Except for the poor fans, who were bemoaning the $120 price tag.
CBS, being benevolent Blu-ray overlords, heard the pleas of the common folk and declared “Fine! You shall have Twin Peaks as well, you poor ragamuffins! For $70 less! But we’re taking a disc back and making the box less pretty. It’s the price you pay for poverty.”
“Whoa whoa whoa Mr. Review Guy,” I hear you say, “I don’t have any idea what you’re talking about. I just crawled out from under a rock and I don’t know what Twin Peaks is!”
Oops, Loyal Reader, you’re absolutely correct.
Twin Peaks is a 30 episode television series that originally aired in 1990 and ran for two seasons. The story centered on a murder mystery being investigated by FBI Agent Dale Cooper, whose methods were unorthodox, to say the least. Fitting in rather well with the townsfolk who all had their own secrets and idiosyncrasies, Cooper finds himself at odds with darker and more sinister forces at work…until the second season ends on a cliffhanger.

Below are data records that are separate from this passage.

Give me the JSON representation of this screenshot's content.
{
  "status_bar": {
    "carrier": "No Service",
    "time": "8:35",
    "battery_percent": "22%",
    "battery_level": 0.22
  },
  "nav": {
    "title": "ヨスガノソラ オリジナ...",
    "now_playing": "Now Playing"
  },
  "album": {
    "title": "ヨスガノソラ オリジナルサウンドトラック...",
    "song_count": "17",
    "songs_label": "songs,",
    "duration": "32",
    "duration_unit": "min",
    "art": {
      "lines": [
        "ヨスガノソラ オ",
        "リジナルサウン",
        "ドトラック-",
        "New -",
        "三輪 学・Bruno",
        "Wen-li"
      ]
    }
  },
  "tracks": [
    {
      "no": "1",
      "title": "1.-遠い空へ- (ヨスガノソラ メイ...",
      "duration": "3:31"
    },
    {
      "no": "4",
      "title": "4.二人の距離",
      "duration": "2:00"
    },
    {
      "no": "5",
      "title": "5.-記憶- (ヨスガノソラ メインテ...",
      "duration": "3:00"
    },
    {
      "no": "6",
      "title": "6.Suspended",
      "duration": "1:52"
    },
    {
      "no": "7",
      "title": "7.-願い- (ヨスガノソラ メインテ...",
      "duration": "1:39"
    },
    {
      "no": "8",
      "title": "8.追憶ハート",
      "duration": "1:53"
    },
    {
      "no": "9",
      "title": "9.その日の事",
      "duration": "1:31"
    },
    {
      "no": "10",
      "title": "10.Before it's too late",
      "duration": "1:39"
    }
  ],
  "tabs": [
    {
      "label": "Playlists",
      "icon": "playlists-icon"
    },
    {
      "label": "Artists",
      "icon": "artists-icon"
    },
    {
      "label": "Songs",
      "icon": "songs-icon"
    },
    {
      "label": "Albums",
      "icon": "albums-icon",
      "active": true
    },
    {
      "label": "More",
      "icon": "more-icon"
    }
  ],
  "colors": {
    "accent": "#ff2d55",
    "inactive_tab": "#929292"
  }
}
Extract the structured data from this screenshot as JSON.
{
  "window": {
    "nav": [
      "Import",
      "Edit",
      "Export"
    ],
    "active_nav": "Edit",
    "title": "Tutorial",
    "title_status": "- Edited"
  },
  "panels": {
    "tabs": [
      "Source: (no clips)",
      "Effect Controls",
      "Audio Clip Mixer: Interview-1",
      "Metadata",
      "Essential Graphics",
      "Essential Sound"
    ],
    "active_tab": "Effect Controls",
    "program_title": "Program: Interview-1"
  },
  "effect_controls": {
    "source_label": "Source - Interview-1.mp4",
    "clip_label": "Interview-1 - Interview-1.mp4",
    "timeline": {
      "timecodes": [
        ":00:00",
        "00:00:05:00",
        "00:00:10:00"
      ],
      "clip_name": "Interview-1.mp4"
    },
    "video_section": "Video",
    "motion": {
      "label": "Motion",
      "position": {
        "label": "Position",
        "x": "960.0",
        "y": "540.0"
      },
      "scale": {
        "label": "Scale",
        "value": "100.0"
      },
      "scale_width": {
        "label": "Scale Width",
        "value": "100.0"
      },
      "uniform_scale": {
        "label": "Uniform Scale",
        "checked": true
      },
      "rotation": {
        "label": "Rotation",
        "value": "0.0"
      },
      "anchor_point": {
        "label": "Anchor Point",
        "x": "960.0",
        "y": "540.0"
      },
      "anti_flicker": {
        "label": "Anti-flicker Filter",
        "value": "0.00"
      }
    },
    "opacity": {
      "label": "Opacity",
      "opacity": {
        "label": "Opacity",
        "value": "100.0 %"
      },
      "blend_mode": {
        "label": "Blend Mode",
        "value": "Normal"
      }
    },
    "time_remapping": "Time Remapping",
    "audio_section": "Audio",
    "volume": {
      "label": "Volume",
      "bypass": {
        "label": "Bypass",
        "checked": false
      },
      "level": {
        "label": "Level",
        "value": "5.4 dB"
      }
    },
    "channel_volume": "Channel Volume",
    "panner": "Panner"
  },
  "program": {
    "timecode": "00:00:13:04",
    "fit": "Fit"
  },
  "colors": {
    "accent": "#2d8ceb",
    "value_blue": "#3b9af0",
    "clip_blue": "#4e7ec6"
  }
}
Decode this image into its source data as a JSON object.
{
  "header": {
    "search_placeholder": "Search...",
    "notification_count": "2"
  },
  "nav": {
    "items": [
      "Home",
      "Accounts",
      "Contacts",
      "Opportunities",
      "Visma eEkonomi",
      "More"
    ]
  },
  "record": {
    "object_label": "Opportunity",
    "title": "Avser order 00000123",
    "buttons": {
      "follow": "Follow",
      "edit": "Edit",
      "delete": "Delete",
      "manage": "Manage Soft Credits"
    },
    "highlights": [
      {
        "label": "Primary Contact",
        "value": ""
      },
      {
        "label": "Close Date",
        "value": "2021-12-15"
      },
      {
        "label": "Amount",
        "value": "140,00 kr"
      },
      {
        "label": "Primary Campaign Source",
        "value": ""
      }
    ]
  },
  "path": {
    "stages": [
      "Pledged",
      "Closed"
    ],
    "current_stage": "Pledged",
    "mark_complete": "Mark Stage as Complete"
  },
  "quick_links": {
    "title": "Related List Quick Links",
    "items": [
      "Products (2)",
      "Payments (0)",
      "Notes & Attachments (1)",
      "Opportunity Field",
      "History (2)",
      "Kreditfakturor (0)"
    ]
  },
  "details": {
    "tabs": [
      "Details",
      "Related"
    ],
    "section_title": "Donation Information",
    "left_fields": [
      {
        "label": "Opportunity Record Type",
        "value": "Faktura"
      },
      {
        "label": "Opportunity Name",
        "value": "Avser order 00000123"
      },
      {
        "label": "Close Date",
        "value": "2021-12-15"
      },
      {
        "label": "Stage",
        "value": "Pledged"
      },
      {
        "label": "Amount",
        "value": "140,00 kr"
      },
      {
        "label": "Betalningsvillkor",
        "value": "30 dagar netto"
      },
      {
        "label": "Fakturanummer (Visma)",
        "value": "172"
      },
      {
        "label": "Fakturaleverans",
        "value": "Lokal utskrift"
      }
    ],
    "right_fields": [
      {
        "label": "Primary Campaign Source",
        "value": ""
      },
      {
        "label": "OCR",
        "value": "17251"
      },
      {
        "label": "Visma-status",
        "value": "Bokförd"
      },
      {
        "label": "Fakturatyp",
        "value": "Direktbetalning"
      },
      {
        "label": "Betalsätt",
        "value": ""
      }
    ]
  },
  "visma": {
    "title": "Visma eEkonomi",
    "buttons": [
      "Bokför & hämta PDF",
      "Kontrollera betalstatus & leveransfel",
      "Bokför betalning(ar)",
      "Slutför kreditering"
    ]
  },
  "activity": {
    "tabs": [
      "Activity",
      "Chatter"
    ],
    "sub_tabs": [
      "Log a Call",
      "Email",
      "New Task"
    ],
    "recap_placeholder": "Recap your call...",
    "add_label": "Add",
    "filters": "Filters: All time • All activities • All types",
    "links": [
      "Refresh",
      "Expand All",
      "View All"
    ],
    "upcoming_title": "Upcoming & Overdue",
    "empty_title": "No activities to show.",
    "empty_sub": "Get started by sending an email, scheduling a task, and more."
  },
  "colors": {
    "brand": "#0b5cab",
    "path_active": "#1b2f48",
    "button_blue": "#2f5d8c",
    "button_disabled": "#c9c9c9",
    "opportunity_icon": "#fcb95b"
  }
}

David Lynch, not wanting to leave the story unfinished, or have it make some semblance of sense, decided to make a film that would act as a prequel AND sequel called Twin Peaks: Fire Walk With Me. While appreciated by fans, the movie is largely concerned with the last hours of Laura Palmer’s life, which is far darker than anything shown on the series at that point, and with only a handful of the characters the loyal viewership has come to know and love over the course of thirty hours of television. While technically a box office bomb, the film still earned cult status because of the rumors of a four hour cut that might have someday seen the light of day. Well, it never did, but the content of that cut is on this set, hence the Missing Pieces part!
Now, all kidding aside, even though it’s missing the disc of bonus features, this is still a solid set, and budget priced for the consumer. You’ve still got hours of content to get through and the 90 minutes of deleted scenes from the Fire Walk With Me film are the Holy Grail for Peakers (I don’t know if that’s an actual name for Twin Peaks fans, but if it’s not, I’m making it one.) The box is also a standard nine disc keepcase with a slipbox, forgoing the beautiful and intricate set that was originally offered. Also, the audio sync issues that plagued the original have been corrected for this set, so no worries on that front. It’s still missing the episode commentaries that were present on the season one DVD release, but those weren’t present on The Gold Box DVD release either.
Long story short: If you want to save a few bucks, buy this set. It still has some special features, like the Log Lady intros, but it isn’t as comprehensive as the Twin Peaks: The Entire Mystery set.